In the early hours of the morning of February 4th, 2006, agents from the Guàrdia Urbana Barcelona police force broke up a party and forcibly removed alleged okupas (squatters) from a building on Sant Pere Més Baix in the city’s Ciutat Vella neighborhood. In the ensuing conflict, various people were injured, including agent Juan José Salas, who was left in a permanent vegetative state. Initial reports presented by then-mayor Joan Clos attributed Salas’ injuries to a flowerpot thrown from the building’s balcony or rooftop.

The police later changed their story, saying instead that they were attacked by a hostile group and that Salas’ injuries were caused by a stone thrown at street level by Rodrigo Lanza. Police arrested Lanza and two other South Americans, Juan Pintos and Alex Cisterna, and allegedly tortured them, as denounced by Amnesty International. Police also arrested university student Patricia Heras, accusing her of participating in the attack. All four were ultimately convicted and sentenced to prison. In 2011, after serving part of her sentence, Heras committed suicide.

Regarding the defendants’ accusations of police torture, Judge Carmen García Martínez said, “Even if a thousand more like you come forward, I will still believe the police,” and dismissed their complaint.
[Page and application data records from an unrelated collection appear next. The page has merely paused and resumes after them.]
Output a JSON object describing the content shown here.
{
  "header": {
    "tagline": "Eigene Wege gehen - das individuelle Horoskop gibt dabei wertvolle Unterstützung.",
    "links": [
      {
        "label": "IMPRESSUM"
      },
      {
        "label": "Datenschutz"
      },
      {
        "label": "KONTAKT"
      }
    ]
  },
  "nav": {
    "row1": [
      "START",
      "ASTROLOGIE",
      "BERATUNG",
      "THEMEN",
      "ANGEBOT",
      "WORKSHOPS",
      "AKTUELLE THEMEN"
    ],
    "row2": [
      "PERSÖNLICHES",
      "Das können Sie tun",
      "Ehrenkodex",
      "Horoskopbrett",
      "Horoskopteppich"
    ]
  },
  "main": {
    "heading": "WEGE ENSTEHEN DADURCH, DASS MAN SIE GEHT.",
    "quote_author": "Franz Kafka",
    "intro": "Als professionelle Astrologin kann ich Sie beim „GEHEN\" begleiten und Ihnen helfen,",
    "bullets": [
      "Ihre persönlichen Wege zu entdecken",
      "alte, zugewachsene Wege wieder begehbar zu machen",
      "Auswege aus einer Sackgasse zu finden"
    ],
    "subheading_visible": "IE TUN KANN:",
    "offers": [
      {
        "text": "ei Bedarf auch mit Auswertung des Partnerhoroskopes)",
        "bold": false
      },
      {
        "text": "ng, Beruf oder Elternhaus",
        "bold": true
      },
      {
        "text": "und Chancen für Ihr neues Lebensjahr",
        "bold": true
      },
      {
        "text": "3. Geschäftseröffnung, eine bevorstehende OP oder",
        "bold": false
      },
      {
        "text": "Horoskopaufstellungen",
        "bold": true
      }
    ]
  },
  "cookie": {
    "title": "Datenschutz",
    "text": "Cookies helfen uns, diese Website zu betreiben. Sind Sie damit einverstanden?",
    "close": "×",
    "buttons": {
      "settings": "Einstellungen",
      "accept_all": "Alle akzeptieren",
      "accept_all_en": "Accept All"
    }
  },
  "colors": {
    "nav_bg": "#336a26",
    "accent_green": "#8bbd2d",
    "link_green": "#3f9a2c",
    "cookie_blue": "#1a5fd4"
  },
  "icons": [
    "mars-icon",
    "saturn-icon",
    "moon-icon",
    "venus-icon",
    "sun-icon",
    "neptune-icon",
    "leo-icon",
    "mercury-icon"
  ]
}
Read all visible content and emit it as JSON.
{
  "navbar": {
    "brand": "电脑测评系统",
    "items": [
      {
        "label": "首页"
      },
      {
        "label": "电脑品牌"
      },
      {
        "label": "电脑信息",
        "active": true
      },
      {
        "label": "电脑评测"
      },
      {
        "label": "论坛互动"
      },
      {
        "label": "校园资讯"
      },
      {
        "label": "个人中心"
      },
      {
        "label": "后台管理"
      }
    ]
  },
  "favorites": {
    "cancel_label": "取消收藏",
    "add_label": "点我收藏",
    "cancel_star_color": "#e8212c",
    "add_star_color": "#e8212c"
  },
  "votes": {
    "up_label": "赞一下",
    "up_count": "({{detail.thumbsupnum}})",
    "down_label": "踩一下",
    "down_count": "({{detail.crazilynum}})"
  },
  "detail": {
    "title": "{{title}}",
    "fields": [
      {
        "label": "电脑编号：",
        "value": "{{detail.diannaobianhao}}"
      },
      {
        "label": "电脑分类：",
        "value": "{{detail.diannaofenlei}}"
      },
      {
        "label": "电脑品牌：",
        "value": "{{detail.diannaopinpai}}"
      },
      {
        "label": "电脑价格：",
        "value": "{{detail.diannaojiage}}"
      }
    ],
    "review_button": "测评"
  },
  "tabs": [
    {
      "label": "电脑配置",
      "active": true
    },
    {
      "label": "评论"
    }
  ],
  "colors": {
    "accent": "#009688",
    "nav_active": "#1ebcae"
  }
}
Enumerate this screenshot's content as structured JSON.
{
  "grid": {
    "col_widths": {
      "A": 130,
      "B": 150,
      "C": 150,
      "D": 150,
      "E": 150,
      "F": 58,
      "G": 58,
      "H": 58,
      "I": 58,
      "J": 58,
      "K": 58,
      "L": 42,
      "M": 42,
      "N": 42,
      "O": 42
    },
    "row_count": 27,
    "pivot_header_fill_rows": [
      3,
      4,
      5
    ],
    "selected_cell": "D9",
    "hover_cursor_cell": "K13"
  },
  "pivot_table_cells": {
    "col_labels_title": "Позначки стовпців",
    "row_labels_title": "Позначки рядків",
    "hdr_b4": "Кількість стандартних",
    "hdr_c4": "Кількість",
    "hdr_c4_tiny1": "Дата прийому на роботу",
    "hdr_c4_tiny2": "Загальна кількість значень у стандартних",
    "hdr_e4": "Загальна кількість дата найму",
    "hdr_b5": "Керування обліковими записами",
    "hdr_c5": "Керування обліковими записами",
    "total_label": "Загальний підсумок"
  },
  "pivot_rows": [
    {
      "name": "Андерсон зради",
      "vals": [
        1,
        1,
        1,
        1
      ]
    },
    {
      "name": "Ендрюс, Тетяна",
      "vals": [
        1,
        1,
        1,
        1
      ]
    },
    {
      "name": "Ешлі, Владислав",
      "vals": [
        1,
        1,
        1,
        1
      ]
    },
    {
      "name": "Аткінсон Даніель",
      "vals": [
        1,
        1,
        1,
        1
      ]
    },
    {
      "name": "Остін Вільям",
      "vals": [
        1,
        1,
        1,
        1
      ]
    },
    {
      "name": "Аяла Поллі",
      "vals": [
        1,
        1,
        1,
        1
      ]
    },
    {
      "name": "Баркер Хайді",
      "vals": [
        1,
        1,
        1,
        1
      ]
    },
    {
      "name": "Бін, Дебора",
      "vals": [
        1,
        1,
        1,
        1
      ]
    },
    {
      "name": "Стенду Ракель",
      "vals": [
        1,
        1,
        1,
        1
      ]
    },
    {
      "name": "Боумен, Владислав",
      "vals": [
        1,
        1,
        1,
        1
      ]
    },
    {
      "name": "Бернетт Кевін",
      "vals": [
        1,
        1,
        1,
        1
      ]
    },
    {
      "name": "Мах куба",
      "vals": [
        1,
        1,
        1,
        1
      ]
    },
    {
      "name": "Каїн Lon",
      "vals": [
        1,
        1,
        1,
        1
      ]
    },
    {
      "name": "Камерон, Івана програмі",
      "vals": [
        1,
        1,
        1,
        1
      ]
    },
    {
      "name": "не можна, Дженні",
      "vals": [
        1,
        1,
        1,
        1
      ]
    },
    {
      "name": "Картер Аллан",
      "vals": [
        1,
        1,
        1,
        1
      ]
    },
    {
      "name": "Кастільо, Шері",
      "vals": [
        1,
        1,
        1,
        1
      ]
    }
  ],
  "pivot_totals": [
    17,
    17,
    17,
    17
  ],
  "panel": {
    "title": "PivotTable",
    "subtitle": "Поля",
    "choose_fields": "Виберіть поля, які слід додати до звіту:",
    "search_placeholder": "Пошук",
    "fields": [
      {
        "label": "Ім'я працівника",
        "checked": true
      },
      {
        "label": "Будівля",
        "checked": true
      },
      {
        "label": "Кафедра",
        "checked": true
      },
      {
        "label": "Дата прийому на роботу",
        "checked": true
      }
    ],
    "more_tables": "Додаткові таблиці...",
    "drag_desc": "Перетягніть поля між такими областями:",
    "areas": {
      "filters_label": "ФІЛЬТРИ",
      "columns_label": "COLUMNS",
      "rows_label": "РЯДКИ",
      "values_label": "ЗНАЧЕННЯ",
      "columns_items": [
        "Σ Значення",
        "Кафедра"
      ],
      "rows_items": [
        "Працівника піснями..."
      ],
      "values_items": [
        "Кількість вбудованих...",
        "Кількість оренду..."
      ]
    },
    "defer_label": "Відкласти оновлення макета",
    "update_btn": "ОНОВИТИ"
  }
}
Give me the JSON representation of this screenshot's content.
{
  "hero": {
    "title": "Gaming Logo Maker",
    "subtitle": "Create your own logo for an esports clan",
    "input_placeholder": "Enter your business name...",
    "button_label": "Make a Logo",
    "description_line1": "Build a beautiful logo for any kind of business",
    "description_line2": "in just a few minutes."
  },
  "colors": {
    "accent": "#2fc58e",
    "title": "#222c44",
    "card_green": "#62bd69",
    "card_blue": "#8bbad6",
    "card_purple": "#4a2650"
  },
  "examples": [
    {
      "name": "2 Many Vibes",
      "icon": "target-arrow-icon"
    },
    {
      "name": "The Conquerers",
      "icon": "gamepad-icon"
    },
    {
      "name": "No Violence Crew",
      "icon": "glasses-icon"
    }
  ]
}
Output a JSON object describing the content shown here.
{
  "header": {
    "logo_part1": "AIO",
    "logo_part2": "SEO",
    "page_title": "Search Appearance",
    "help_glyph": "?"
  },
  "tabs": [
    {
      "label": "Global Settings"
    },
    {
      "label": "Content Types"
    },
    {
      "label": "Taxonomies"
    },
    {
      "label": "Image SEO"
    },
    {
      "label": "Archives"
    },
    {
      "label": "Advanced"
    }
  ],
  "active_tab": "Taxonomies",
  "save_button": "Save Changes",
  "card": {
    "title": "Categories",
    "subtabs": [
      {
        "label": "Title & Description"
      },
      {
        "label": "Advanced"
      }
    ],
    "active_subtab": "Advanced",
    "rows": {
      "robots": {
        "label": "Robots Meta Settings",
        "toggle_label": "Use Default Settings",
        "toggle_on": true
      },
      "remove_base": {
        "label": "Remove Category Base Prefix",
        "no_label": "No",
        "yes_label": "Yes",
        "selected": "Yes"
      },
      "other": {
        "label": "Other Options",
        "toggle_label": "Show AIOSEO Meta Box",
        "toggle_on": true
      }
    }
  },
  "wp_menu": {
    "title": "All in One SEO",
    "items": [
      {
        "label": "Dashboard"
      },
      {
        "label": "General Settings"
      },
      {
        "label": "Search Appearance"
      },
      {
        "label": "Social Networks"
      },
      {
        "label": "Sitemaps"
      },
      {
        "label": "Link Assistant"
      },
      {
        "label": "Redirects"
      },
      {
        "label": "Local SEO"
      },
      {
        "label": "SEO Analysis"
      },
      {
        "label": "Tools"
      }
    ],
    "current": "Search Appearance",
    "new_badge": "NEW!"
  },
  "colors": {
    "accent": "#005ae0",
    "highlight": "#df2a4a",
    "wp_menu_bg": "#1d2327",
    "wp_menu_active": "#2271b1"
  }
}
Indeed it was the testimony by two police officers, Víctor Bayona and Bakari Samyang, which played the key role in obtaining convictions against the four. In a separate incident in September 2006, Bayona and Samyang were again accused of police brutality but in 2011 were convicted, expelled from the police force and ultimately sentenced to two years in prison for the “severe torture” of Trinidad and Tobago student Yuri Jardine.

Caso 4F” has once again unleashed outrage, spurred by the January broadcast by Televisió de Catalunya of Ciutat Morta (“Dead City”). The award-winning 2013 documentary, directed by Xavier Artigas and Xapo Ortega, presents evidence contradicting the police’s version of events and argues for the innocence of Heras. Despite calls for reinvestigation, prosecutors have refused to reopen the case.

February 4, 2015 – February 4, 2015
Opening hours
Wednesday
19:00 – 21:00